Alright, fine. Never mind. I'm quibbling about details, right? In fact, I liked some of the details; like the large CD collection in the front room. If this is taking place in the 90s when Preacher was originally written and published, that would've been normal. But if it's in the present day, maybe it's just an indication of the "other side of the tracks" nature of the whole town. Great. That works. And then he uses The Word...
So, when Jesse uses The Word, it's usually a crisis moment. I've written about the problem with abilities that only appear when the story needs them before and Preacher, the comic, avoided that snafu to a certain degree. It is, of course, way too early in the story to be overly concerned about the problem of trivializing the greatest manifestation of what makes Jesse "the Preacher", but it's also too early to have it easily explained by those it affects, too. When he uses the power, instead of Linus being utterly disoriented, he recovers in seconds and begins asking plot questions: "What'd you do to my brain?" How is it that obvious? This guy's face is burning, he's soaking wet, he's lost a chunk of his memory, and he's immediately aware of what happened to him? Hm. Yeah. I don't buy it. It sounds too much like the directors trying to spoon feed the story (in episode 2), rather than letting it develop.
OTOH, they introduce Odin Quincannon (yes, that's who the old guy (Jackie Earl Haley) is; no, that shouldn't be a spoiler) and spend exactly zero time giving any detail on just who he is and what he means to the local community. We get to see Donny break a guy's nose on the car horn, but don't know why we've had this little interlude and aren't given anything particularly strange to make us remember it. Why not? They came in, got a deed, and demolished a house. I mean, I guess that's weird but there didn't seem to be any follow-up to it that made it particularly memorable. The only reason I'm mentioning it is because of the lack of substance, not because it was particularly interesting.

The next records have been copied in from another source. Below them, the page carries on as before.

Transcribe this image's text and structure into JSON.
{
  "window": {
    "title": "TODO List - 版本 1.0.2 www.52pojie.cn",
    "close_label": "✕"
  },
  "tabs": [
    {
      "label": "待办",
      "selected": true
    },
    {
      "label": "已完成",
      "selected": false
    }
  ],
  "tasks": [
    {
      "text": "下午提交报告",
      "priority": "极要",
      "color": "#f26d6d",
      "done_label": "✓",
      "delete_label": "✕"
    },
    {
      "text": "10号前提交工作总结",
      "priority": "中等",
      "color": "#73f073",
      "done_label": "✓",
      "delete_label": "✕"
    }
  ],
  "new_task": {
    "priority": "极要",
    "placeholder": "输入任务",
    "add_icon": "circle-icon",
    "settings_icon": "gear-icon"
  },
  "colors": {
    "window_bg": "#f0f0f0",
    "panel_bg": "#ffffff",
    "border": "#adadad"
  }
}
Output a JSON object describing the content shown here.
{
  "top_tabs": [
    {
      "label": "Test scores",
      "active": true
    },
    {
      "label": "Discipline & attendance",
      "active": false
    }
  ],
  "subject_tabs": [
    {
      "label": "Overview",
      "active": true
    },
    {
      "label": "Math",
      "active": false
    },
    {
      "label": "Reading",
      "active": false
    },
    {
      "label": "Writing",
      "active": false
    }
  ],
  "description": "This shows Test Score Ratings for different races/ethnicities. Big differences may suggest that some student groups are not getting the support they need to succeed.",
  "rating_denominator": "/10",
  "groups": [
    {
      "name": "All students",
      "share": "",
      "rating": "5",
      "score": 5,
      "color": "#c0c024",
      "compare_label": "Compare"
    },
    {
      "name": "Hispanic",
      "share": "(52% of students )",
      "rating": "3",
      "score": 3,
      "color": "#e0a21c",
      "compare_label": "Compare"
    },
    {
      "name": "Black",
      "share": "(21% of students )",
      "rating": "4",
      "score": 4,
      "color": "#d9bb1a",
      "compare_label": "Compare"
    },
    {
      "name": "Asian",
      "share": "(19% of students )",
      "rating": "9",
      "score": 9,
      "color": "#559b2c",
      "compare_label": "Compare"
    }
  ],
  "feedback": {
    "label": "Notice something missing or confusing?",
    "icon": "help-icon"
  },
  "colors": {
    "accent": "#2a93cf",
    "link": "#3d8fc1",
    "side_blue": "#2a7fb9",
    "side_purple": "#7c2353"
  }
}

So, yeah. A lot of problems. I'm far less enthused about this week's production than I was about the pilot and I wasn't head-over-heels about the latter in the first place. I actually looked at the clock while I was watching this one, if that gives you any indication of just how enthralled I was. I'm not bailing yet. It's not Constantine-level of god-awful. But I have a far more jaundiced eye for what's coming.